I was just a child.

A wizard came to my town. He came to find me. In a fiery blast I lost my home, my friends, my family. The entire town was obliterated.

I grew up a fugitive, surviving on the charity of others. As I hid, my powers grew. The nightmares grew as well. Something was welling up from within me. Something that could not be contained.

As an adult I took my place among the wizards. I ruled my country as a figurehead, a puppet of those with greater power or experience. I wasn’t to be trusted, or even talked to, for five long years.

The other wizards decided my fate. I was to be imprisoned, watched, guarded by the very wizard responsible for the death of my parents.

I had to lose everything, even my sense of self, before I found out who I was, and who my real enemies are.

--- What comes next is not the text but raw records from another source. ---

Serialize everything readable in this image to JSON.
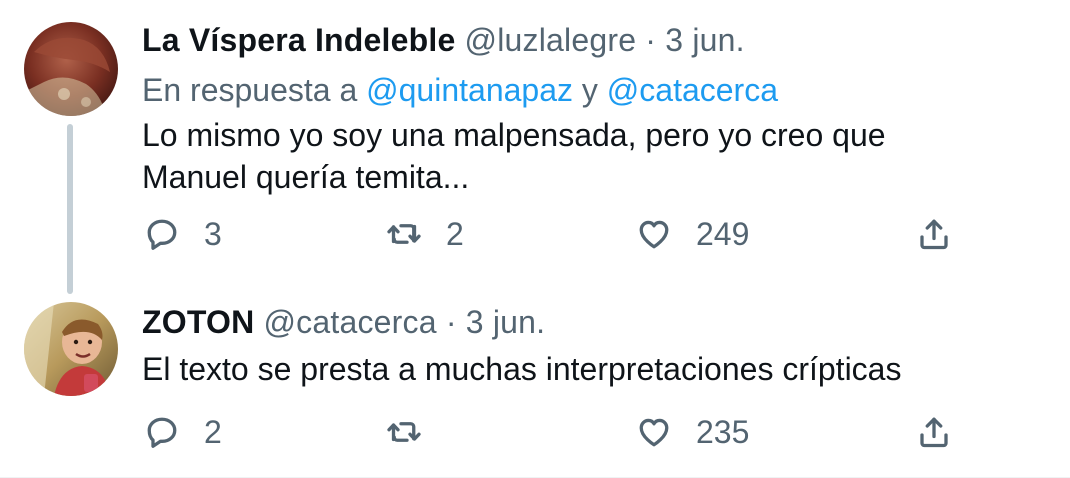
{
  "tweets": [
    {
      "name": "La Víspera Indeleble",
      "handle": "@luzlalegre",
      "separator": "·",
      "date": "3 jun.",
      "reply_to": {
        "prefix": "En respuesta a",
        "mention1": "@quintanapaz",
        "conjunction": "y",
        "mention2": "@catacerca"
      },
      "text_lines": [
        "Lo mismo yo soy una malpensada, pero yo creo que",
        "Manuel quería temita..."
      ],
      "actions": {
        "reply_icon": "comment-icon",
        "reply_count": "3",
        "retweet_icon": "retweet-icon",
        "retweet_count": "2",
        "like_icon": "heart-icon",
        "like_count": "249",
        "share_icon": "share-icon"
      }
    },
    {
      "name": "ZOTON",
      "handle": "@catacerca",
      "separator": "·",
      "date": "3 jun.",
      "text_lines": [
        "El texto se presta a muchas interpretaciones crípticas"
      ],
      "actions": {
        "reply_icon": "comment-icon",
        "reply_count": "2",
        "retweet_icon": "retweet-icon",
        "retweet_count": "",
        "like_icon": "heart-icon",
        "like_count": "235",
        "share_icon": "share-icon"
      }
    }
  ],
  "colors": {
    "text": "#0f1419",
    "secondary": "#536471",
    "link": "#1d9bf0",
    "thread_line": "#c4cfd6"
  }
}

Tam does a great job bringing her character to life. Agrad is given a lot of depth as he has his family taken away from him and he has to make it on his own. He felt really real in the way he had to cope with everything that had happened in his life, giving the story a more realistic aspect versus being pure fantasy.

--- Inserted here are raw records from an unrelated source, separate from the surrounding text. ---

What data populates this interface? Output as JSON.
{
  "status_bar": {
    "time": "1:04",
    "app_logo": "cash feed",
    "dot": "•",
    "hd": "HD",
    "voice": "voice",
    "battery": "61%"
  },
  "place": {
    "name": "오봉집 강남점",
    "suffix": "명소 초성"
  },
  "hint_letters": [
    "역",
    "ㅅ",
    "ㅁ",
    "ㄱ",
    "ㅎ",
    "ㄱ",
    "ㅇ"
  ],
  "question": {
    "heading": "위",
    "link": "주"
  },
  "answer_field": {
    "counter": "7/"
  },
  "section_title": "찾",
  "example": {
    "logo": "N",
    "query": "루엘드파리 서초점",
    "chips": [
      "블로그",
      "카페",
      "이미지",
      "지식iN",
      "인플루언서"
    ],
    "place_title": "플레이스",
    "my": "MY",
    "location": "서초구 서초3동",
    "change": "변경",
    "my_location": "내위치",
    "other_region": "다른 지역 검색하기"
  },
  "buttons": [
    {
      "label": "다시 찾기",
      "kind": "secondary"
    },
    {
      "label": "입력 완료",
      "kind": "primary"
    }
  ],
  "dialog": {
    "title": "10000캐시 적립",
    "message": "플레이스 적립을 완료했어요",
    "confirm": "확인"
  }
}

Secondly, I found how the villain in this series very multidimensional as well. There is more this story, and we see throughout the book that maybe he isn’t really a villain but someone who had to live by his own circumstances. I really liked him a lot and wanted to learn more.

The world building in this book is great and I definitely recommend to anyone who loves dark fantasy!

~Dani